This is no surprise given that we all know the stated editorial position of The Oz is that it wants to see the Greens destroyed at the ballot box. You would think Brown would be more aware of how his words (or in the case of news.com.au, what they decide to say are his words) will be used against him. Perhaps he and the Greens have decided not to care, as whatever they say will be turned against them by The Oz. Perhaps they don’t care because if the attacks are as pathetic as evidenced today, they don;t have much to worry about:
GREENS leader Bob Brown is facing mounting condemnation after calling on coal companies to foot the bill for the Queensland flood recovery.
Oh dear, that sounds bad. So who was delivering this “mounting condemnation” of Brown calling on mining companies to cough up? Well mining companies of course.
Wow, what a surprising bit of investigative journalism that is. I can’t wait for them to run the story with the headline: “Husband stunned to discover mother-in-law backs wife in argument”.
But wait, there’s more, it wasn’t just mining companies, Brown was also condemned by… wait for it… (yeah I know you’ll be shocked) the Liberal and National Party! Well that’s pretty definitive isn’t it. Time for Brown to back down in disgrace. The Oz quoted that great man of science Senator Eric Abetz who said:
“Senator Brown’s comments expose the Greens and his leadership as shallow and cynical; willing to peddle political propaganda in the face of a natural disaster,”
Yep, you’re right Eric, I am sure your own leader would never do anything like that eh?
Fortunately for Abetz, The Oz didn’t also quote the rest of what he said in his press release:
“To imply climate change is responsible for flooding is to deny the World’s history from Noah and beyond.”
Yep. You read correctly, Noah. As in Noah, who was begat by Lamech, who was begat by Methuselah, who was begat by Enoch, who was begat by Jared, who was begat by Mahalalel, who was begat by Kenan, who was begat by Enosh, who was begat by Seth, who was begat by Adam.
I wonder that Abetz hasn’t criticised Anna Bligh for not having constructed prior to the floods a boat three hundred cubits long, fifty cubits wide and thirty cubits high..
Seriously, what can you say? That someone would introduce a Biblical story from Genesis into a scientific debate pretty much should exclude that person from contributing anything further on the issue. And I say that as a committed Christian.

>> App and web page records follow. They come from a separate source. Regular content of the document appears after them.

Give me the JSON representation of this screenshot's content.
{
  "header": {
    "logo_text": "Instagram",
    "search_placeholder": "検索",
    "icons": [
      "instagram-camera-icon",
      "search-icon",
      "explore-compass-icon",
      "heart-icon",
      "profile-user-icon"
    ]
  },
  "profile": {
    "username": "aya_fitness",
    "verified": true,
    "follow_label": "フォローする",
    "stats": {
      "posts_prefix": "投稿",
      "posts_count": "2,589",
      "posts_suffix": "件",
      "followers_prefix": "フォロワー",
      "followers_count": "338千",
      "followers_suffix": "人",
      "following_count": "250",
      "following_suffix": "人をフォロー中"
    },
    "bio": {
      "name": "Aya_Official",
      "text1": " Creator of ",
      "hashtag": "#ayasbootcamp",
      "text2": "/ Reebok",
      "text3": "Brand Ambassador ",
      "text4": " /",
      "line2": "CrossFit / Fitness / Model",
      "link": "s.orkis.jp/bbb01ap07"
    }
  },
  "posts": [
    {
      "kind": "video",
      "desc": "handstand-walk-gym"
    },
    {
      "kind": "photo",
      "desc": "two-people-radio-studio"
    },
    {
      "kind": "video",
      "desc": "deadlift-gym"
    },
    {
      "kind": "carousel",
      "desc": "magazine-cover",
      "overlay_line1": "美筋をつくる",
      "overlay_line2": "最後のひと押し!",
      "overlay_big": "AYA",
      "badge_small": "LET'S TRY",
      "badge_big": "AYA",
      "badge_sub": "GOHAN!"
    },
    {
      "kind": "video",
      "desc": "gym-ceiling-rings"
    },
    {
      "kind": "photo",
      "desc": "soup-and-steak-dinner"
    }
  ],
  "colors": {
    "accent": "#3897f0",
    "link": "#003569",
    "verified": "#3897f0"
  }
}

Here’s the passage in Genesis (Chapter 6) dealing with the flood:
11Now the earth was corrupt in God’s sight and was full of violence. 12 God saw how corrupt the earth had become, for all the people on earth had corrupted their ways. 13 So God said to Noah, “I am going to put an end to all people, for the earth is filled with violence because of them. I am surely going to destroy both them and the earth.
So we have a guy voting on climate change in the Senate who believes we don’t have to worry about the impacts of climate change because there was a flood back in the past brought on by God to punish the wicked.
Though perhaps I am being too harsh on him. Maybe when Abetz mentioned Noah he was thinking about the earth being full of violence because he had just listened to Neil Mitchell on 3AW give his reaction to Brown’s Comments:
“I would take Bob Brown and put him in cage with the looters and scam artists and put him in a river .. he’s a dill."
Nice one Neil, stay classy.